Not only did my mother heavily inspire my love of literature and learning, but she also directly led me towards my love of puzzles and other things that required critical thinking and analysis. I was putting together large puzzles on a card table in our basement at a very early age, sometimes with my mother or father’s assistance, other times by myself. I enjoyed watching the picture beginning to unfold from the disorganized and disparate components that looked like nothing at all until we put our minds to the task of organizing them and seeing the pattern before it had started taking shape.

It could be argued that my appreciation for artistry was spawned by my mother as well, though I have little to no artistic talent of my own. She was, at one point in the past, quite the artist. I remember digging out pencil sketches and the like that were highly impressive. Comparatively, I can doodle like a champ…but little more than that. My mother still seems to enjoy art of a sort, manufacturing by hand some truly impressive cards, invitations, and the like…also something that I am ill-equipped to replicate. Apparently artistic skill is not something I inherited from her.

I developed quite a love of music at an early age as well, and that one came mostly from my father, perhaps due more to my personal tastes than anything else. I grew up with access to an impressive collection of vinyl and as soon as I was old enough to operate his turntable I was regularly absorbed in listening to albums from artists like Alice Cooper, David Bowie, Quiet Riot, Dire Straits, Queen and others along those lines. I loved just laying back and letting the music carry me wherever it might.

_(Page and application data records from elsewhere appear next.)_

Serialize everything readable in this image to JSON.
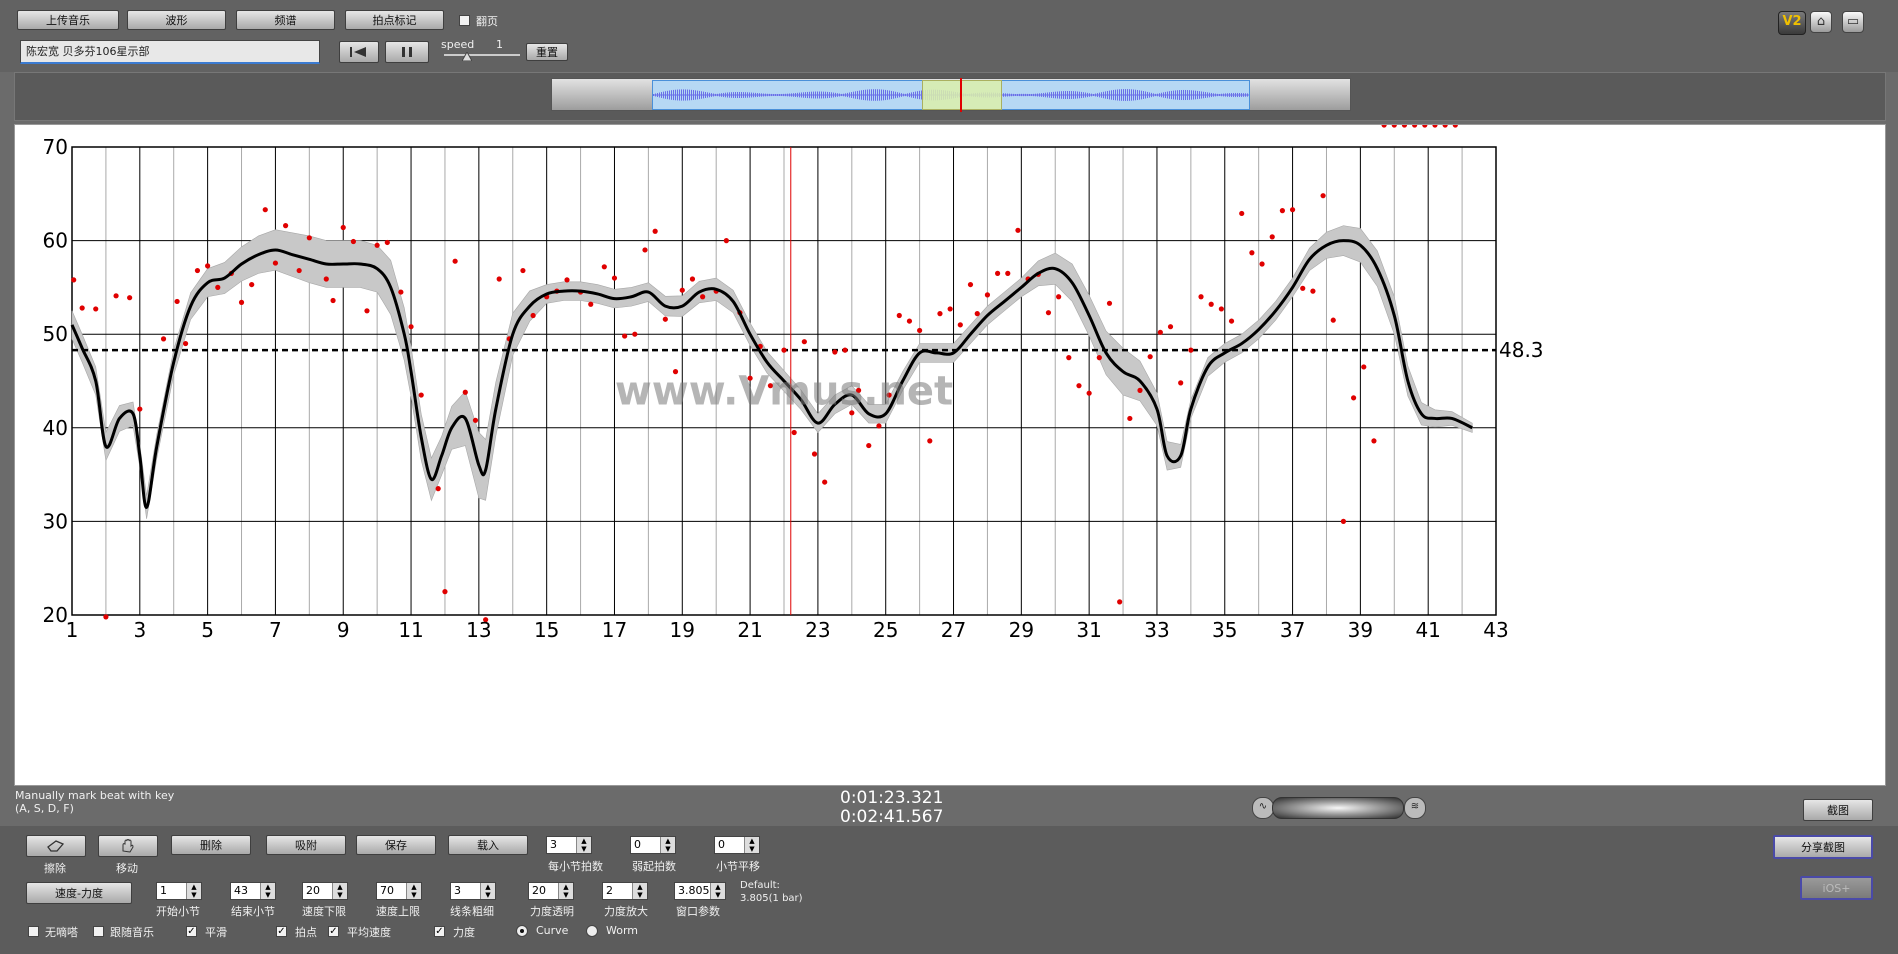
{
  "toolbar": {
    "upload": "上传音乐",
    "waveform": "波形",
    "spectrum": "频谱",
    "beat_mark": "拍点标记",
    "flip_page": "翻页",
    "track_title": "陈宏宽 贝多芬106星示部",
    "speed_label": "speed",
    "speed_value": "1",
    "reset": "重置",
    "logo": "V2"
  },
  "status": {
    "hint_line1": "Manually mark beat with key",
    "hint_line2": "(A, S, D, F)",
    "current_time": "0:01:23.321",
    "total_time": "0:02:41.567",
    "screenshot_btn": "截图",
    "share_btn": "分享截图",
    "disabled_btn": "iOS+"
  },
  "controls": {
    "erase": "擦除",
    "move": "移动",
    "delete": "删除",
    "snap": "吸附",
    "save": "保存",
    "load": "载入",
    "beats_per_bar_label": "每小节拍数",
    "beats_per_bar": "3",
    "pickup_label": "弱起拍数",
    "pickup": "0",
    "bar_shift_label": "小节平移",
    "bar_shift": "0",
    "tempo_dyn": "速度-力度",
    "start_bar_label": "开始小节",
    "start_bar": "1",
    "end_bar_label": "结束小节",
    "end_bar": "43",
    "tempo_low_label": "速度下限",
    "tempo_low": "20",
    "tempo_high_label": "速度上限",
    "tempo_high": "70",
    "line_width_label": "线条粗细",
    "line_width": "3",
    "dyn_opacity_label": "力度透明",
    "dyn_opacity": "20",
    "dyn_scale_label": "力度放大",
    "dyn_scale": "2",
    "window_param_label": "窗口参数",
    "window_param": "3.805",
    "default_label": "Default:",
    "default_value": "3.805(1 bar)",
    "no_metronome": "无嘀嗒",
    "follow_music": "跟随音乐",
    "smooth": "平滑",
    "beats": "拍点",
    "avg_tempo": "平均速度",
    "dynamics": "力度",
    "curve": "Curve",
    "worm": "Worm"
  },
  "chart_data": {
    "type": "line",
    "xlim": [
      1,
      43
    ],
    "ylim": [
      20,
      70
    ],
    "x_ticks": [
      "1",
      "3",
      "5",
      "7",
      "9",
      "11",
      "13",
      "15",
      "17",
      "19",
      "21",
      "23",
      "25",
      "27",
      "29",
      "31",
      "33",
      "35",
      "37",
      "39",
      "41",
      "43"
    ],
    "y_ticks": [
      "20",
      "30",
      "40",
      "50",
      "60",
      "70"
    ],
    "average_value": 48.3,
    "average_label": "48.3",
    "cursor_x": 22.2,
    "watermark": "www.Vmus.net",
    "curve": {
      "x": [
        1,
        1.3,
        1.7,
        2,
        2.4,
        2.8,
        3,
        3.2,
        3.5,
        4,
        4.5,
        5,
        5.5,
        6,
        6.5,
        7,
        7.5,
        8,
        8.5,
        9,
        9.5,
        10,
        10.4,
        10.8,
        11,
        11.3,
        11.6,
        11.9,
        12.2,
        12.6,
        13,
        13.2,
        13.5,
        14,
        14.5,
        15,
        15.5,
        16,
        16.5,
        17,
        17.5,
        18,
        18.5,
        19,
        19.5,
        20,
        20.5,
        21,
        21.5,
        22,
        22.5,
        23,
        23.5,
        24,
        24.5,
        25,
        25.5,
        26,
        26.5,
        27,
        27.5,
        28,
        28.5,
        29,
        29.5,
        30,
        30.5,
        31,
        31.5,
        32,
        32.5,
        33,
        33.3,
        33.7,
        34,
        34.5,
        35,
        35.5,
        36,
        36.5,
        37,
        37.5,
        38,
        38.5,
        39,
        39.5,
        40,
        40.4,
        40.8,
        41.2,
        41.7,
        42.3
      ],
      "y": [
        51,
        48.5,
        45,
        38,
        41,
        41.5,
        37,
        31.5,
        38,
        47,
        53,
        55.5,
        56,
        57.5,
        58.5,
        59,
        58.5,
        58,
        57.5,
        57.5,
        57.5,
        57,
        55,
        50,
        46,
        39,
        34.5,
        37,
        40,
        41,
        36,
        35.5,
        42,
        50,
        53,
        54.3,
        54.6,
        54.6,
        54.3,
        53.8,
        54,
        54.5,
        53,
        53,
        54.5,
        54.8,
        53.5,
        50,
        47,
        45,
        43,
        40.5,
        42.5,
        43.5,
        41.5,
        41.5,
        45,
        48,
        48,
        48,
        50,
        52,
        53.5,
        55,
        56.5,
        57,
        55.5,
        52,
        48,
        46,
        45,
        42,
        37,
        37,
        42,
        46.5,
        48,
        49,
        50.5,
        52.5,
        55,
        58,
        59.5,
        60,
        59.5,
        57,
        52,
        45,
        41.5,
        41,
        41,
        40
      ]
    },
    "band_halfwidth": {
      "x": [
        1,
        2,
        3,
        5,
        8,
        10,
        10.5,
        12,
        13,
        15,
        18,
        20,
        21,
        23,
        26,
        29,
        30.5,
        32,
        34,
        37,
        39,
        40,
        41,
        42.3
      ],
      "y": [
        1.5,
        1.5,
        1.2,
        1.5,
        2.5,
        2.5,
        3,
        2,
        3.5,
        1,
        1,
        1.2,
        1.2,
        1,
        1,
        1,
        2,
        2.5,
        1,
        1,
        1.8,
        2,
        1,
        0.5
      ]
    },
    "scatter": {
      "x": [
        1.05,
        1.3,
        1.7,
        2,
        2.3,
        2.7,
        3,
        3.7,
        4.1,
        4.35,
        4.7,
        5,
        5.3,
        5.7,
        6,
        6.3,
        6.7,
        7,
        7.3,
        7.7,
        8,
        8.5,
        8.7,
        9,
        9.3,
        9.7,
        10,
        10.3,
        10.7,
        11,
        11.3,
        11.8,
        12,
        12.3,
        12.6,
        12.9,
        13.2,
        13.6,
        13.9,
        14.3,
        14.6,
        15,
        15.3,
        15.6,
        16,
        16.3,
        16.7,
        17,
        17.3,
        17.6,
        17.9,
        18.2,
        18.5,
        18.8,
        19,
        19.3,
        19.6,
        20,
        20.3,
        20.7,
        21,
        21.3,
        21.6,
        22,
        22.3,
        22.6,
        22.9,
        23.2,
        23.5,
        23.8,
        24,
        24.2,
        24.5,
        24.8,
        25.1,
        25.4,
        25.7,
        26,
        26.3,
        26.6,
        26.9,
        27.2,
        27.5,
        27.7,
        28,
        28.3,
        28.6,
        28.9,
        29.2,
        29.5,
        29.8,
        30.1,
        30.4,
        30.7,
        31,
        31.3,
        31.6,
        31.9,
        32.2,
        32.5,
        32.8,
        33.1,
        33.4,
        33.7,
        34,
        34.3,
        34.6,
        34.9,
        35.2,
        35.5,
        35.8,
        36.1,
        36.4,
        36.7,
        37,
        37.3,
        37.6,
        37.9,
        38.2,
        38.5,
        38.8,
        39.1,
        39.4,
        39.7,
        40,
        40.3,
        40.6,
        40.9,
        41.2,
        41.5,
        41.8
      ],
      "y": [
        55.8,
        52.8,
        52.7,
        19.8,
        54.1,
        53.9,
        42,
        49.5,
        53.5,
        49,
        56.8,
        57.3,
        55,
        56.5,
        53.4,
        55.3,
        63.3,
        57.6,
        61.6,
        56.8,
        60.3,
        55.9,
        53.6,
        61.4,
        59.9,
        52.5,
        59.5,
        59.8,
        54.5,
        50.8,
        43.5,
        33.5,
        22.5,
        57.8,
        43.8,
        40.8,
        19.5,
        55.9,
        49.5,
        56.8,
        52,
        54,
        54.6,
        55.8,
        54.5,
        53.2,
        57.2,
        56,
        49.8,
        50,
        59,
        61,
        51.6,
        46,
        54.7,
        55.9,
        54,
        54.6,
        60,
        52.3,
        45.3,
        48.7,
        44.5,
        48.3,
        39.5,
        49.2,
        37.2,
        34.2,
        48.1,
        48.3,
        41.6,
        44,
        38.1,
        40.2,
        43.5,
        52,
        51.4,
        50.4,
        38.6,
        52.2,
        52.7,
        51,
        55.3,
        52.2,
        54.2,
        56.5,
        56.5,
        61.1,
        55.9,
        56.4,
        52.3,
        54,
        47.5,
        44.5,
        43.7,
        47.5,
        53.3,
        21.4,
        41,
        44,
        47.6,
        50.2,
        50.8,
        44.8,
        48.3,
        54,
        53.2,
        52.7,
        51.4,
        62.9,
        58.7,
        57.5,
        60.4,
        63.2,
        63.3,
        54.9,
        54.6,
        64.8,
        51.5,
        30,
        43.2,
        46.5,
        38.6
      ]
    }
  }
}
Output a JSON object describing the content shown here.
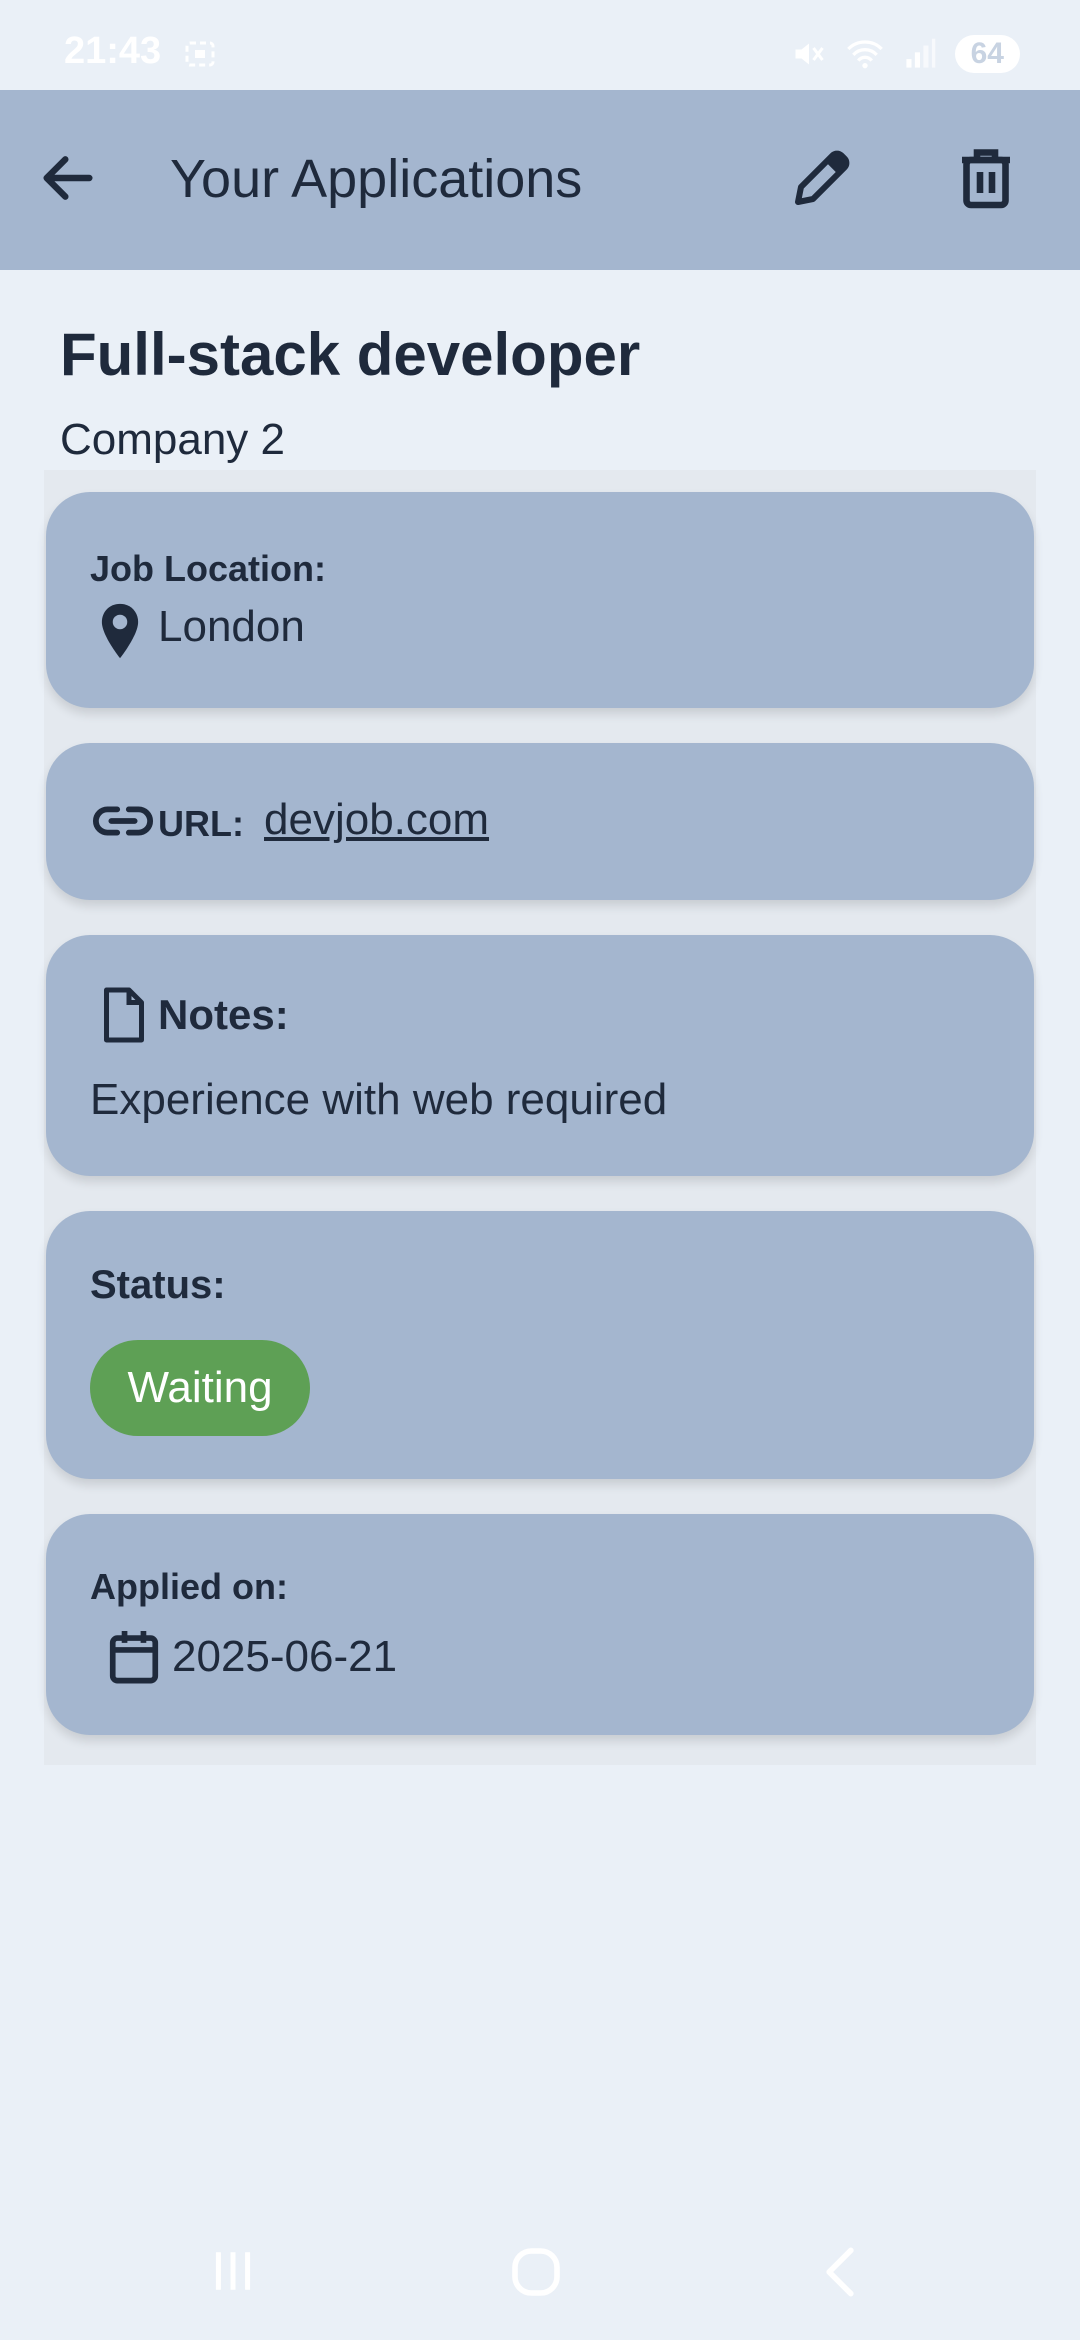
{
  "status_bar": {
    "time": "21:43",
    "battery": "64"
  },
  "app_bar": {
    "title": "Your Applications"
  },
  "job": {
    "title": "Full-stack developer",
    "company": "Company 2"
  },
  "location": {
    "label": "Job Location:",
    "value": "London"
  },
  "url": {
    "label": "URL:",
    "value": "devjob.com"
  },
  "notes": {
    "label": "Notes:",
    "value": "Experience with web required"
  },
  "status": {
    "label": "Status:",
    "value": "Waiting",
    "color": "#5ea055"
  },
  "applied": {
    "label": "Applied on:",
    "value": "2025-06-21"
  },
  "colors": {
    "background": "#eaf0f7",
    "card": "#a4b6cf",
    "text": "#1f2a3c"
  }
}
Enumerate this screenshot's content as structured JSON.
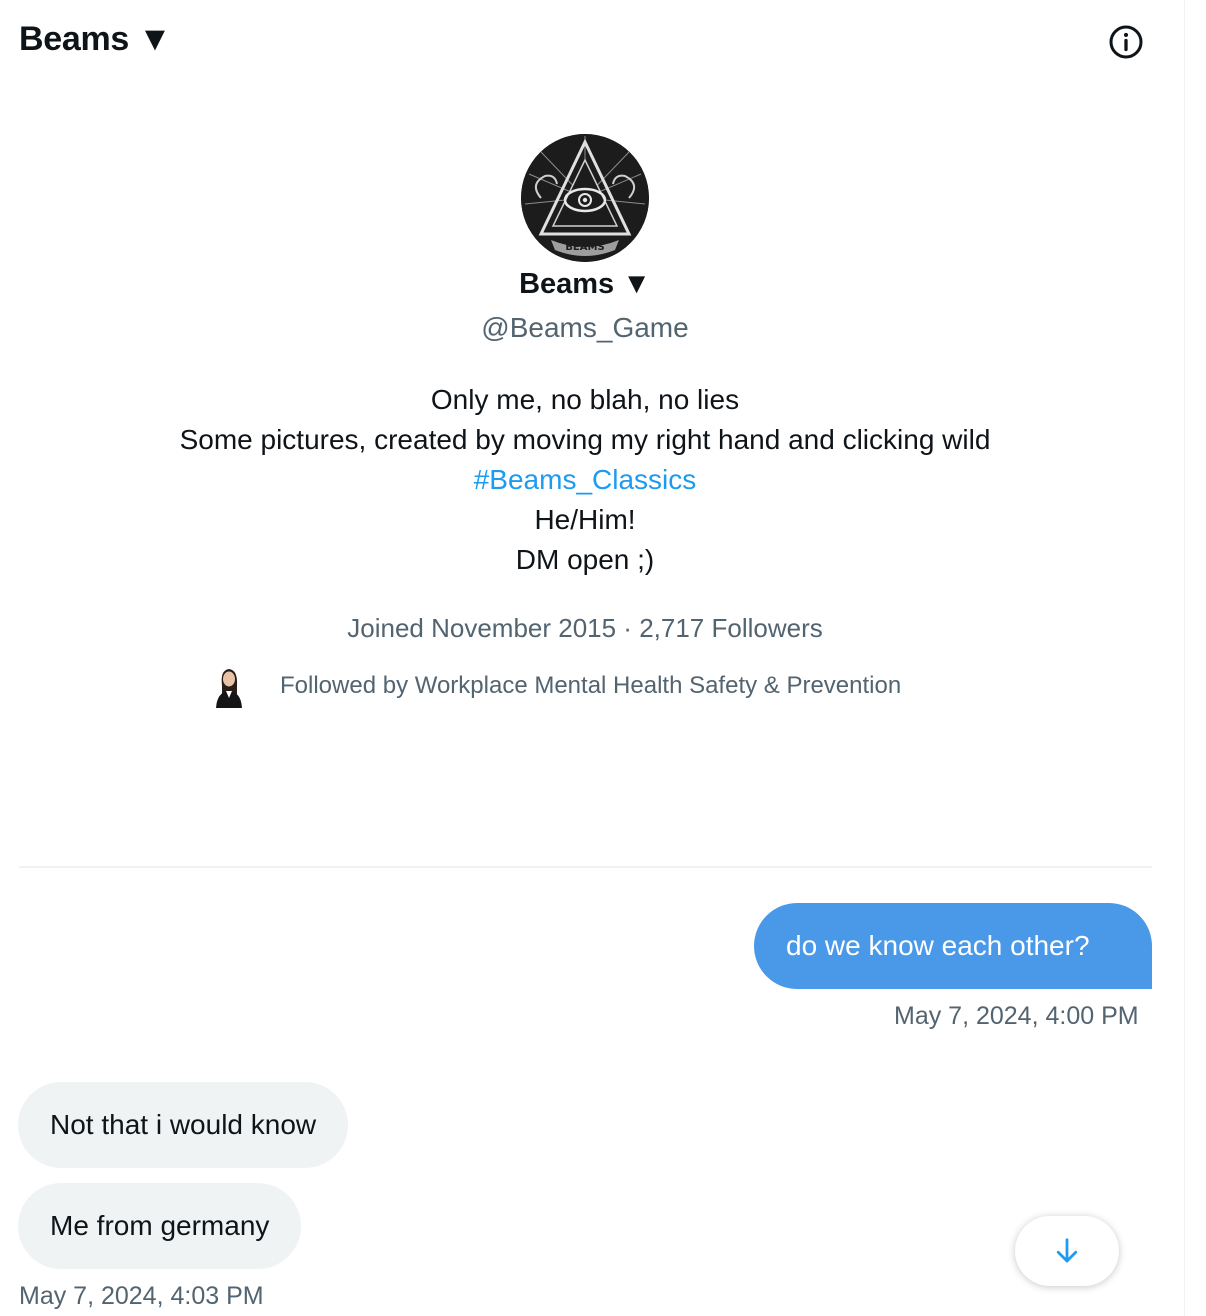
{
  "header": {
    "title": "Beams ▼"
  },
  "profile": {
    "name": "Beams ▼",
    "handle": "@Beams_Game",
    "avatar_text": "BEAMS",
    "bio": {
      "line1": "Only me, no blah, no lies",
      "line2": "Some pictures, created by moving my right hand and clicking wild",
      "hashtag": "#Beams_Classics",
      "line4": "He/Him!",
      "line5": "DM open ;)"
    },
    "meta": "Joined November 2015 · 2,717 Followers",
    "followed_by": "Followed by Workplace Mental Health Safety & Prevention"
  },
  "messages": [
    {
      "direction": "outgoing",
      "text": "do we know each other?"
    },
    {
      "direction": "outgoing-timestamp",
      "text": "May 7, 2024, 4:00 PM"
    },
    {
      "direction": "incoming",
      "text": "Not that i would know"
    },
    {
      "direction": "incoming",
      "text": "Me from germany"
    },
    {
      "direction": "incoming-timestamp",
      "text": "May 7, 2024, 4:03 PM"
    }
  ],
  "colors": {
    "accent": "#1d9bf0",
    "outgoing_bubble": "#4a99e9",
    "incoming_bubble": "#eff3f4",
    "secondary_text": "#536471"
  },
  "icons": {
    "info": "info-circle-icon",
    "scroll": "arrow-down-icon"
  }
}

The same way that my mother encouraged my love of literature, my father very much encouraged my love of music by buying me cassettes and then CDs as they became commercially available.

As far as my love of movies, that could probably be traced back to my father as well…not solely because of the countless video rentals that I enjoyed during the weekends I spent with him after the divorce, but also because he accumulated a pretty large collection of movies for himself. That is something of a ball that I took from him, and I damn well ran with it; owning somewhere in the vicinity of 1,500 DVDs, close to 500 or so blu-ray discs, and an unknown number of burned DVDs by this point in addition to my subscriptions to Netflix and the like. Escapism is probably my greatest weakness (certainly my greatest vice), enjoying, as I do, the chance to live wholly different lives from my own…regardless of the medium. I am proud to say however, that my library of books surpasses my collection of movies and television shows…displaying which medium remains my personal favorite.

My family life may have been pretty well fucked up by many standards, and I wholeheartedly concur with that conclusion…but even a broken timepiece is right twice a day, as the saying goes. In this case, my broken and disorganized family was proven to be right in quite a few ways, as far as I’m concerned.